A Zener diode primarily functions as a voltage regulator, maintaining a nearly constant voltage across its terminals when reverse-biased beyond its Zener breakdown voltage. However, under certain conditions, a Zener diode can exhibit characteristics similar to a regular diode when forward-biased.
Here’s an explanation of when a Zener diode may act as a normal diode:
1. Forward-Bias Operation:
- Regular Diode Behavior: In the forward-bias direction (applying a positive voltage to the anode and a negative voltage to the cathode), a Zener diode behaves like a regular diode. It conducts current and exhibits a forward voltage drop, typically around 0.7 to 1.2 volts, similar to standard silicon diodes.
2. Zener Breakdown Region:
- Zener Voltage Regulation: The distinctive feature of a Zener diode is its ability to operate in the reverse-biased breakdown region beyond the Zener breakdown voltage (V_Z). In this region, the Zener diode maintains a relatively constant voltage drop across its terminals, even with significant changes in current.
3. Reversed Voltage:
- Normal Diode Operation: When a Zener diode is connected in reverse bias but below its Zener breakdown voltage, it behaves like a regular diode in terms of reverse-biased characteristics. It blocks the flow of current in the reverse direction until the reverse breakdown voltage is reached.

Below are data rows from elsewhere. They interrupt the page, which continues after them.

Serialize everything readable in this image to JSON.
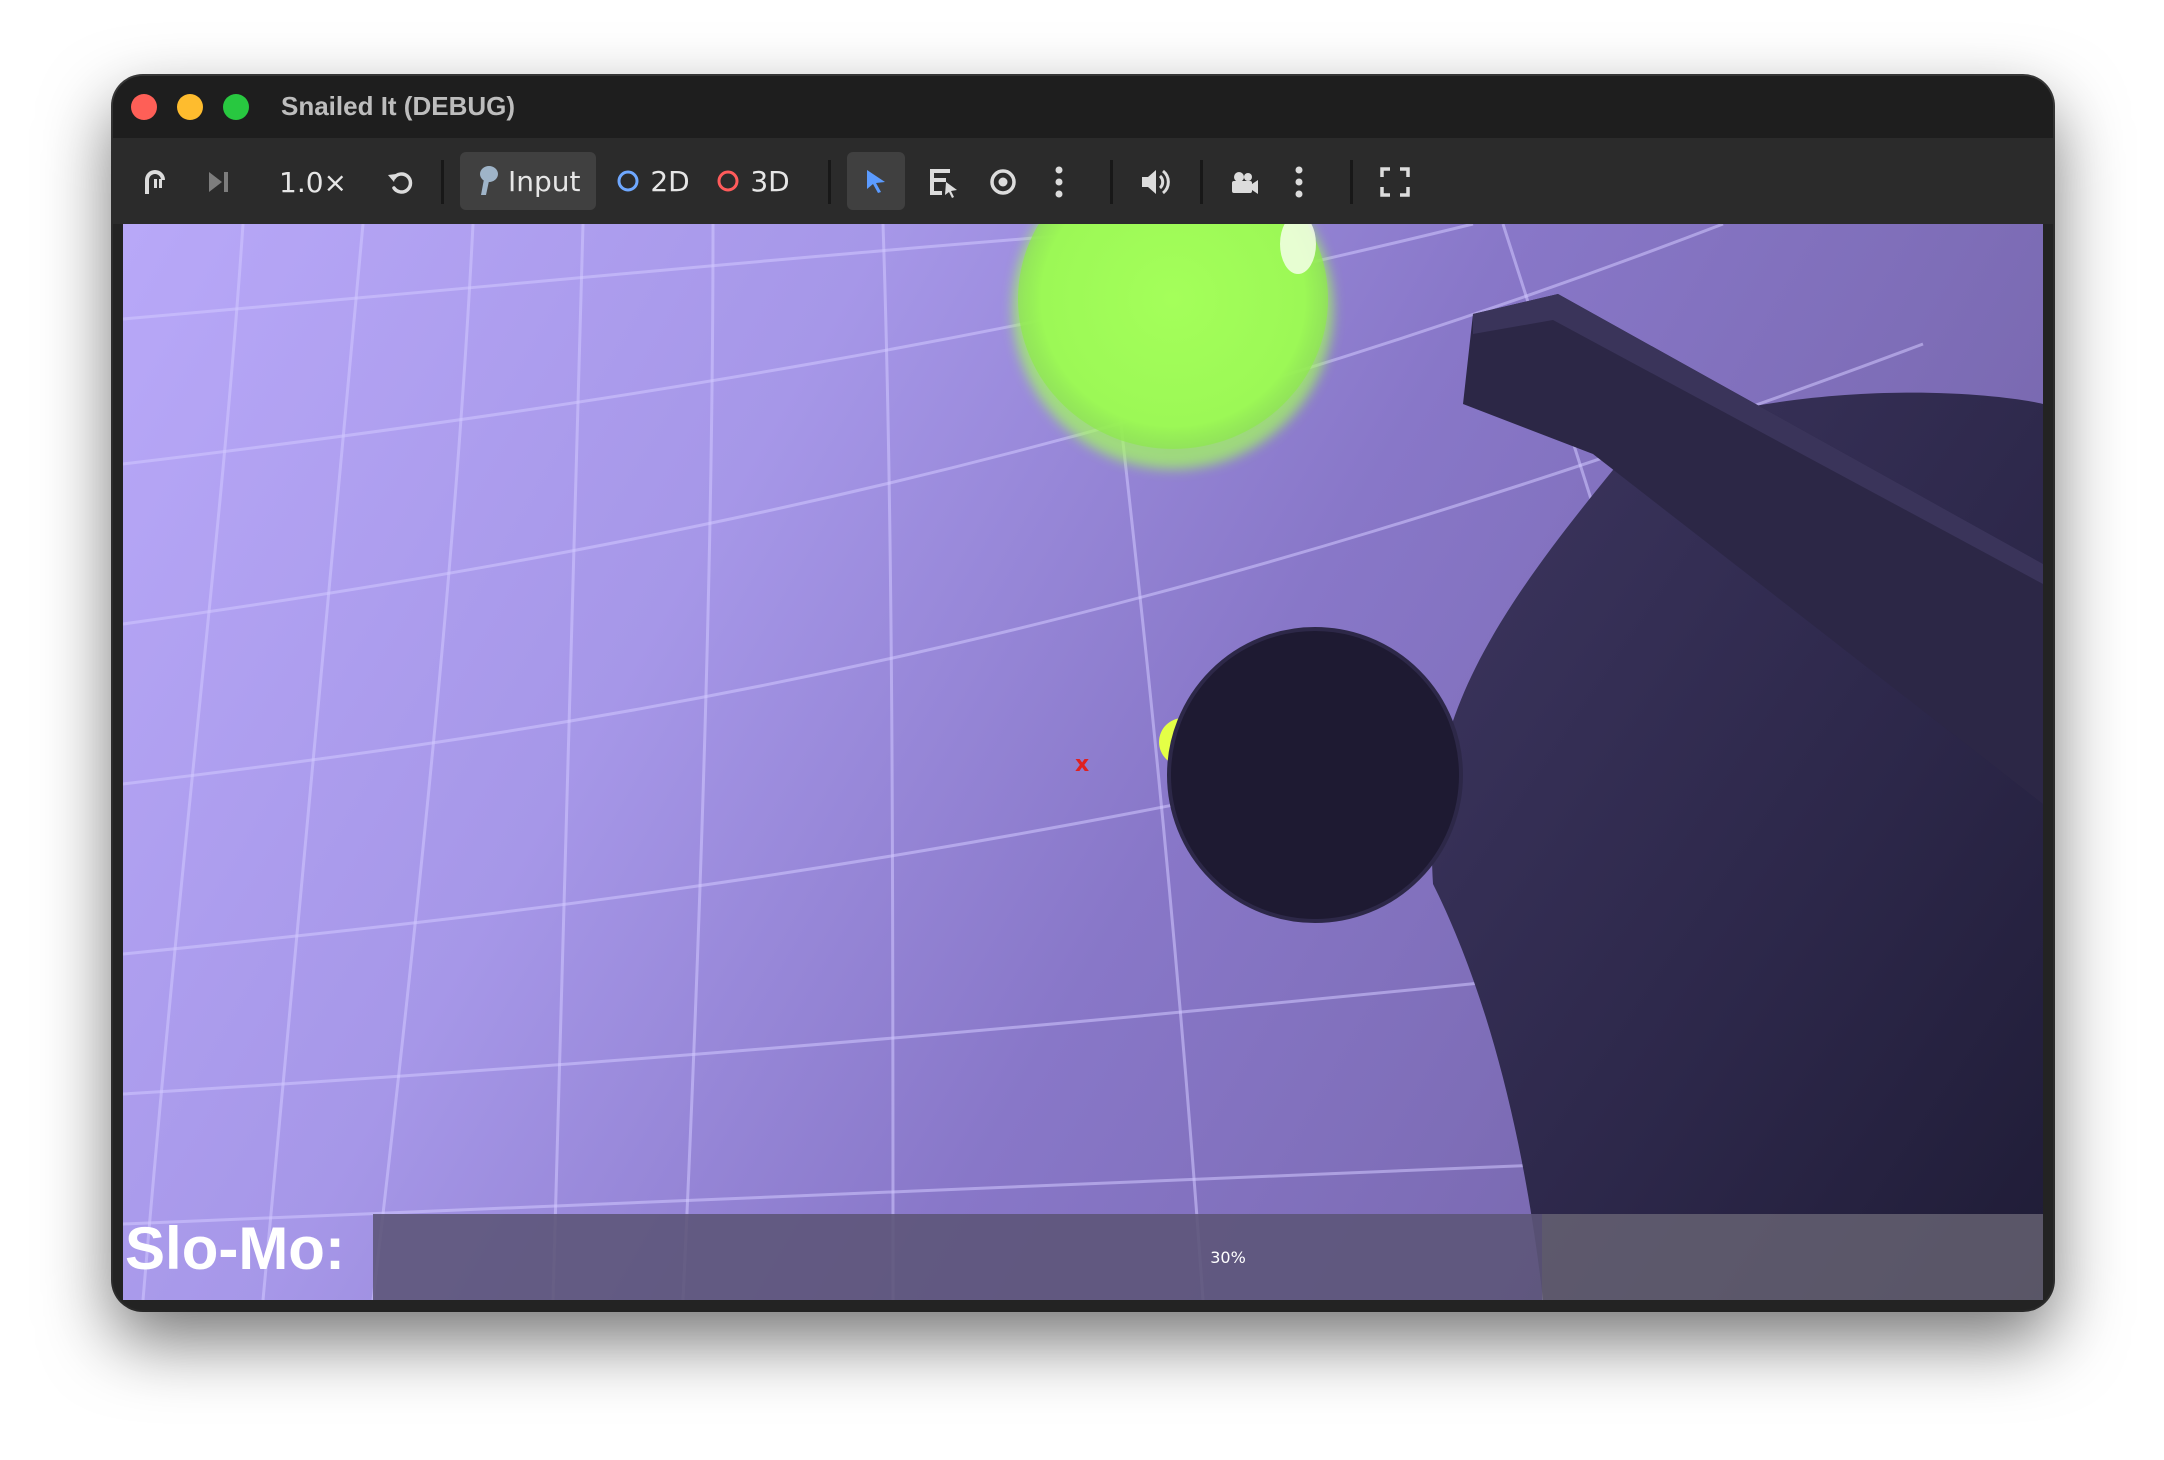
{
  "window": {
    "title": "Snailed It (DEBUG)"
  },
  "toolbar": {
    "speed_label": "1.0×",
    "input_label": "Input",
    "mode_2d_label": "2D",
    "mode_3d_label": "3D",
    "icons": {
      "suspend": "game-suspend-icon",
      "next_frame": "next-frame-icon",
      "reset_speed": "reset-speed-icon",
      "input": "joystick-icon",
      "mode_2d": "circle-outline-icon",
      "mode_3d": "circle-outline-icon",
      "select": "cursor-arrow-icon",
      "list_select": "list-select-icon",
      "visibility": "eye-icon",
      "more1": "kebab-menu-icon",
      "audio": "speaker-icon",
      "camera": "camera-override-icon",
      "more2": "kebab-menu-icon",
      "fullscreen": "fullscreen-icon"
    },
    "colors": {
      "mode_2d_icon": "#6fa8ff",
      "mode_3d_icon": "#ff5b5b",
      "select_icon": "#5b9bff"
    }
  },
  "game": {
    "crosshair": "x",
    "slomo_label": "Slo-Mo:",
    "slomo_percent_text": "30%",
    "slomo_fill_fraction": 0.3
  }
}
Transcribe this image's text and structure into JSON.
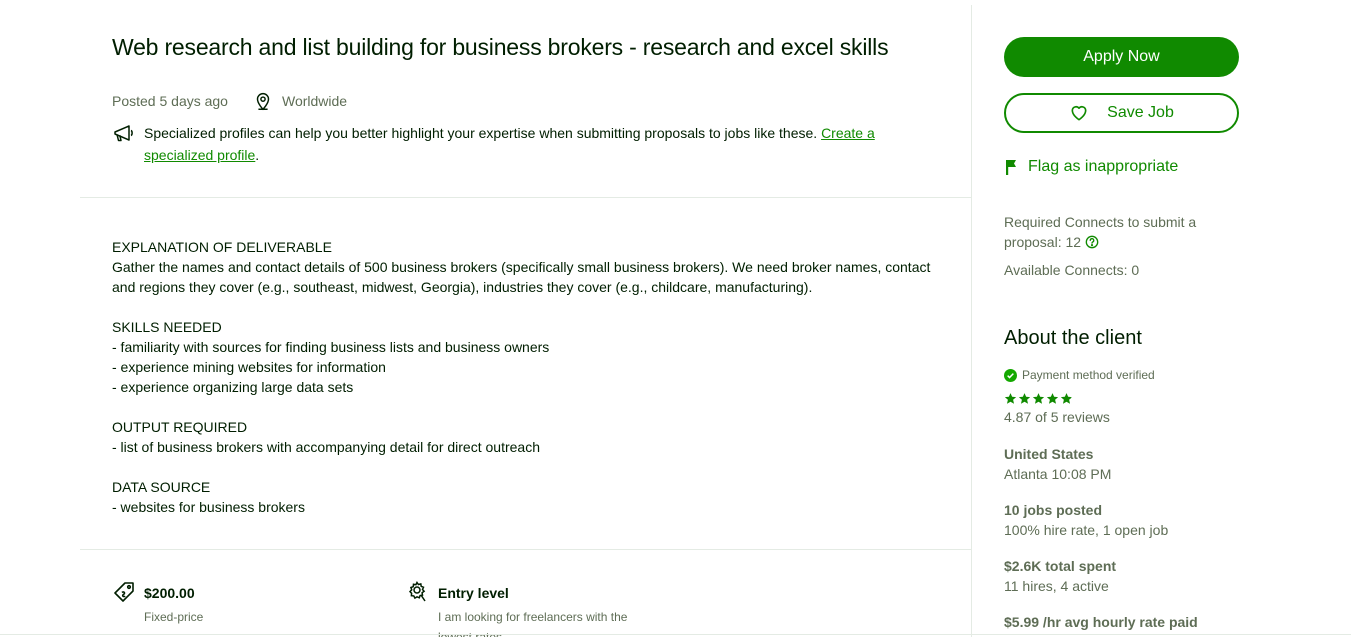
{
  "job": {
    "title": "Web research and list building for business brokers - research and excel skills",
    "posted": "Posted 5 days ago",
    "location": "Worldwide",
    "specialized_text": "Specialized profiles can help you better highlight your expertise when submitting proposals to jobs like these. ",
    "specialized_link": "Create a specialized profile",
    "specialized_end": "."
  },
  "description": {
    "p1": "EXPLANATION OF DELIVERABLE",
    "p2": "Gather the names and contact details of 500 business brokers (specifically small business brokers). We need broker names, contact and regions they cover (e.g., southeast, midwest, Georgia), industries they cover (e.g., childcare, manufacturing).",
    "p3": "SKILLS NEEDED",
    "p4": "- familiarity with sources for finding business lists and business owners",
    "p5": "- experience mining websites for information",
    "p6": "- experience organizing large data sets",
    "p7": "OUTPUT REQUIRED",
    "p8": "- list of business brokers with accompanying detail for direct outreach",
    "p9": "DATA SOURCE",
    "p10": "- websites for business brokers"
  },
  "features": {
    "price": "$200.00",
    "price_type": "Fixed-price",
    "level": "Entry level",
    "level_desc": "I am looking for freelancers with the lowest rates"
  },
  "sidebar": {
    "apply_label": "Apply Now",
    "save_label": "Save Job",
    "flag_label": "Flag as inappropriate",
    "connects_required": "Required Connects to submit a proposal: 12",
    "connects_available": "Available Connects: 0"
  },
  "client": {
    "heading": "About the client",
    "payment": "Payment method verified",
    "rating": 4.87,
    "reviews": "4.87 of 5 reviews",
    "country": "United States",
    "city_time": "Atlanta 10:08 PM",
    "jobs_posted": "10 jobs posted",
    "hire_rate": "100% hire rate, 1 open job",
    "total_spent": "$2.6K total spent",
    "hires": "11 hires, 4 active",
    "avg_rate": "$5.99 /hr avg hourly rate paid"
  },
  "colors": {
    "brand_green": "#108a00",
    "text_dark": "#001e00",
    "text_muted": "#5e6d55",
    "divider": "#e4ebe4"
  },
  "icons": {
    "location": "map-pin-icon",
    "megaphone": "megaphone-icon",
    "heart": "heart-icon",
    "flag": "flag-icon",
    "question": "question-icon",
    "verified": "verified-check-icon",
    "star": "star-icon",
    "tag": "price-tag-icon",
    "level": "experience-level-icon"
  }
}
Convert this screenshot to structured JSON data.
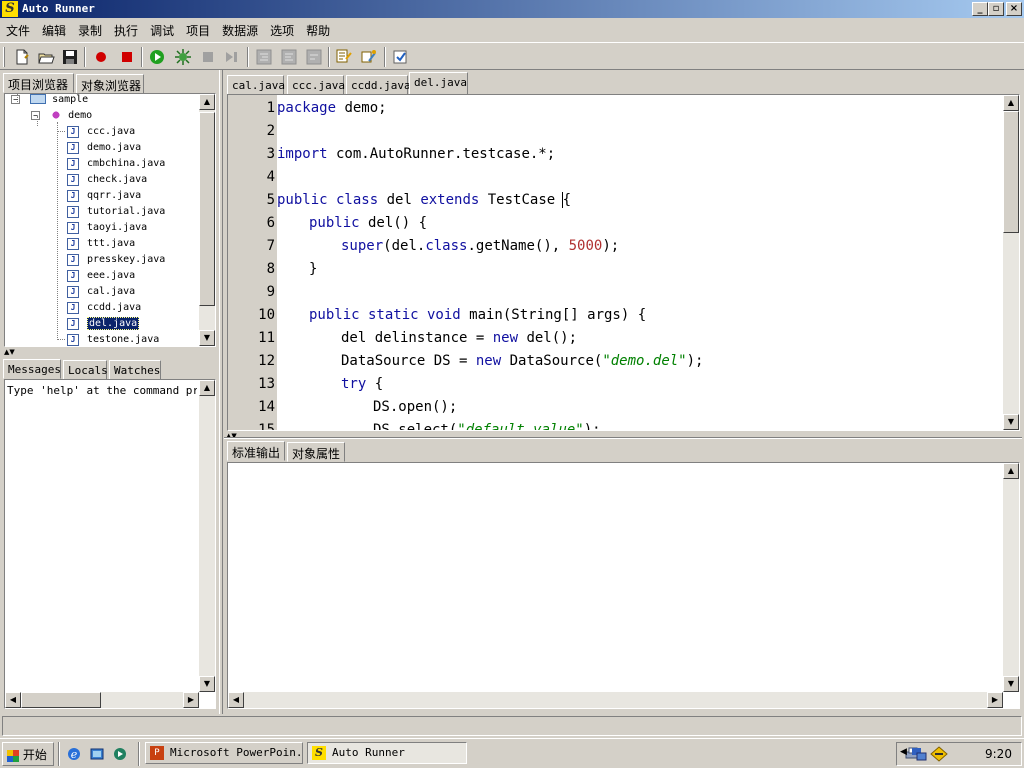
{
  "window": {
    "title": "Auto Runner",
    "icon_glyph": "S"
  },
  "menu": [
    "文件",
    "编辑",
    "录制",
    "执行",
    "调试",
    "项目",
    "数据源",
    "选项",
    "帮助"
  ],
  "left_tabs": [
    "项目浏览器",
    "对象浏览器"
  ],
  "tree": {
    "root": "sample",
    "package": "demo",
    "files": [
      "ccc.java",
      "demo.java",
      "cmbchina.java",
      "check.java",
      "qqrr.java",
      "tutorial.java",
      "taoyi.java",
      "ttt.java",
      "presskey.java",
      "eee.java",
      "cal.java",
      "ccdd.java",
      "del.java",
      "testone.java"
    ],
    "selected": "del.java"
  },
  "bottom_left_tabs": [
    "Messages",
    "Locals",
    "Watches"
  ],
  "messages_text": "Type 'help' at the command prompt",
  "editor_tabs": [
    "cal.java",
    "ccc.java",
    "ccdd.java",
    "del.java"
  ],
  "active_editor_tab": "del.java",
  "line_numbers": [
    "1",
    "2",
    "3",
    "4",
    "5",
    "6",
    "7",
    "8",
    "9",
    "10",
    "11",
    "12",
    "13",
    "14",
    "15"
  ],
  "code": {
    "l1_kw": "package",
    "l1_rest": " demo;",
    "l3_kw": "import",
    "l3_rest": " com.AutoRunner.testcase.*;",
    "l5_kw1": "public class",
    "l5_mid": " del ",
    "l5_kw2": "extends",
    "l5_rest": " TestCase ",
    "l6_kw": "public",
    "l6_rest": " del() {",
    "l7_kw1": "super",
    "l7_a": "(del.",
    "l7_kw2": "class",
    "l7_b": ".getName(), ",
    "l7_num": "5000",
    "l7_c": ");",
    "l8": "}",
    "l10_kw": "public static void",
    "l10_rest": " main(String[] args) {",
    "l11_a": "del delinstance = ",
    "l11_kw": "new",
    "l11_b": " del();",
    "l12_a": "DataSource DS = ",
    "l12_kw": "new",
    "l12_b": " DataSource(",
    "l12_str": "\"demo.del\"",
    "l12_c": ");",
    "l13_kw": "try",
    "l13_rest": " {",
    "l14": "DS.open();",
    "l15_a": "DS.select(",
    "l15_str": "\"default value\"",
    "l15_b": ");"
  },
  "output_tabs": [
    "标准输出",
    "对象属性"
  ],
  "taskbar": {
    "start": "开始",
    "tasks": [
      "Microsoft PowerPoin...",
      "Auto Runner"
    ],
    "clock": "9:20"
  }
}
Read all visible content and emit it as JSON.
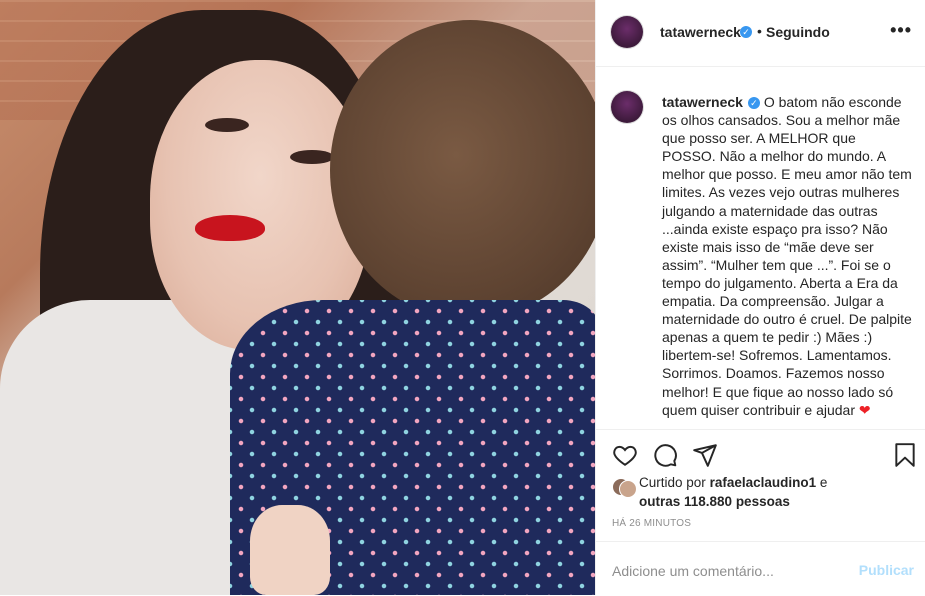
{
  "post": {
    "username": "tatawerneck",
    "verified_mark": "✓",
    "dot": "•",
    "follow_status": "Seguindo",
    "more_label": "•••",
    "photo_alt": "",
    "caption_text": "O batom não esconde os olhos cansados. Sou a melhor mãe que posso ser. A MELHOR que POSSO. Não a melhor do mundo. A melhor que posso. E meu amor não tem limites. As vezes vejo outras mulheres julgando a maternidade das outras ...ainda existe espaço pra isso? Não existe mais isso de “mãe deve ser assim”. “Mulher tem que ...”. Foi se o tempo do julgamento. Aberta a Era da empatia. Da compreensão. Julgar a maternidade do outro é cruel. De palpite apenas a quem te pedir :) Mães :) libertem-se! Sofremos. Lamentamos. Sorrimos. Doamos. Fazemos nosso melhor! E que fique ao nosso lado só quem quiser contribuir e ajudar ",
    "caption_emoji": "❤",
    "likes_prefix": "Curtido por",
    "liked_by_user": "rafaelaclaudino1",
    "likes_joiner": "e",
    "likes_others": "outras 118.880 pessoas",
    "timestamp": "HÁ 26 MINUTOS",
    "comment_placeholder": "Adicione um comentário...",
    "publish_label": "Publicar"
  },
  "icons": [
    "like-icon",
    "comment-icon",
    "share-icon",
    "save-icon"
  ],
  "colors": {
    "verified": "#3897f0",
    "publish_disabled": "#b2dffc",
    "muted_text": "#8e8e8e",
    "heart": "#ed2127"
  }
}
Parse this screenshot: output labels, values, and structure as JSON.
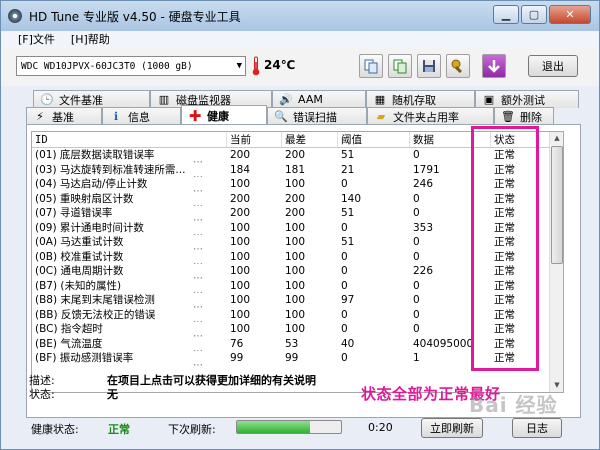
{
  "window": {
    "title": "HD Tune 专业版 v4.50 - 硬盘专业工具"
  },
  "menu": {
    "file": "[F]文件",
    "help": "[H]帮助"
  },
  "toolbar": {
    "drive": "WDC WD10JPVX-60JC3T0     (1000 gB)",
    "temperature": "24℃",
    "exit_label": "退出"
  },
  "tabs_top": [
    "文件基准",
    "磁盘监视器",
    "AAM",
    "随机存取",
    "额外测试"
  ],
  "tabs_bottom": [
    "基准",
    "信息",
    "健康",
    "错误扫描",
    "文件夹占用率",
    "删除"
  ],
  "table": {
    "headers": [
      "ID",
      "当前",
      "最差",
      "阈值",
      "数据",
      "状态"
    ],
    "rows": [
      {
        "id": "(01) 底层数据读取错误率",
        "cur": "200",
        "worst": "200",
        "thr": "51",
        "data": "0",
        "status": "正常"
      },
      {
        "id": "(03) 马达旋转到标准转速所需...",
        "cur": "184",
        "worst": "181",
        "thr": "21",
        "data": "1791",
        "status": "正常"
      },
      {
        "id": "(04) 马达启动/停止计数",
        "cur": "100",
        "worst": "100",
        "thr": "0",
        "data": "246",
        "status": "正常"
      },
      {
        "id": "(05) 重映射扇区计数",
        "cur": "200",
        "worst": "200",
        "thr": "140",
        "data": "0",
        "status": "正常"
      },
      {
        "id": "(07) 寻道错误率",
        "cur": "200",
        "worst": "200",
        "thr": "51",
        "data": "0",
        "status": "正常"
      },
      {
        "id": "(09) 累计通电时间计数",
        "cur": "100",
        "worst": "100",
        "thr": "0",
        "data": "353",
        "status": "正常"
      },
      {
        "id": "(0A) 马达重试计数",
        "cur": "100",
        "worst": "100",
        "thr": "51",
        "data": "0",
        "status": "正常"
      },
      {
        "id": "(0B) 校准重试计数",
        "cur": "100",
        "worst": "100",
        "thr": "0",
        "data": "0",
        "status": "正常"
      },
      {
        "id": "(0C) 通电周期计数",
        "cur": "100",
        "worst": "100",
        "thr": "0",
        "data": "226",
        "status": "正常"
      },
      {
        "id": "(B7) (未知的属性)",
        "cur": "100",
        "worst": "100",
        "thr": "0",
        "data": "0",
        "status": "正常"
      },
      {
        "id": "(B8) 末尾到末尾错误检测",
        "cur": "100",
        "worst": "100",
        "thr": "97",
        "data": "0",
        "status": "正常"
      },
      {
        "id": "(BB) 反馈无法校正的错误",
        "cur": "100",
        "worst": "100",
        "thr": "0",
        "data": "0",
        "status": "正常"
      },
      {
        "id": "(BC) 指令超时",
        "cur": "100",
        "worst": "100",
        "thr": "0",
        "data": "0",
        "status": "正常"
      },
      {
        "id": "(BE) 气流温度",
        "cur": "76",
        "worst": "53",
        "thr": "40",
        "data": "404095000",
        "status": "正常"
      },
      {
        "id": "(BF) 振动感测错误率",
        "cur": "99",
        "worst": "99",
        "thr": "0",
        "data": "1",
        "status": "正常"
      }
    ]
  },
  "description": {
    "desc_label": "描述:",
    "desc_value": "在项目上点击可以获得更加详细的有关说明",
    "status_label": "状态:",
    "status_value": "无"
  },
  "annotation": "状态全部为正常最好",
  "statusbar": {
    "health_label": "健康状态:",
    "health_value": "正常",
    "next_refresh_label": "下次刷新:",
    "timer": "0:20",
    "refresh_btn": "立即刷新",
    "log_btn": "日志",
    "progress": 0.7
  },
  "watermark": "Bai 经验",
  "colors": {
    "highlight": "#e0199a",
    "ok_green": "#1a8a1a"
  }
}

4. Transition Region:
- Intermediate Characteristics: As the voltage across the Zener diode approaches its Zener breakdown voltage, it transitions from behaving like a regular diode in reverse bias to entering the Zener breakdown region. During this transition, the diode may exhibit characteristics intermediate between a regular diode and a Zener diode.
5. Thermal Considerations:
- Temperature Effects: The behavior of a Zener diode can be influenced by temperature changes. As the temperature increases, the Zener voltage may shift, affecting its regulation characteristics. In extreme cases, excessive temperature can cause a Zener diode to exhibit characteristics more akin to a standard diode.
6. Current Limitations:
- Current-Related Effects: Operating a Zener diode in the forward-bias region is typically done for signal clamping or protection purposes rather than voltage regulation. However, in such cases, it’s important to consider the diode’s maximum forward current rating to prevent damage.
In summary, a Zener diode can act as a normal diode when forward-biased, exhibiting standard diode characteristics. Its unique voltage regulation properties become prominent when reverse-biased beyond the Zener breakdown voltage, providing a stable voltage reference in electronic circuits. The transition between normal diode behavior and Zener voltage regulation occurs around the Zener breakdown voltage, and the specific characteristics depend on factors such as temperature and current.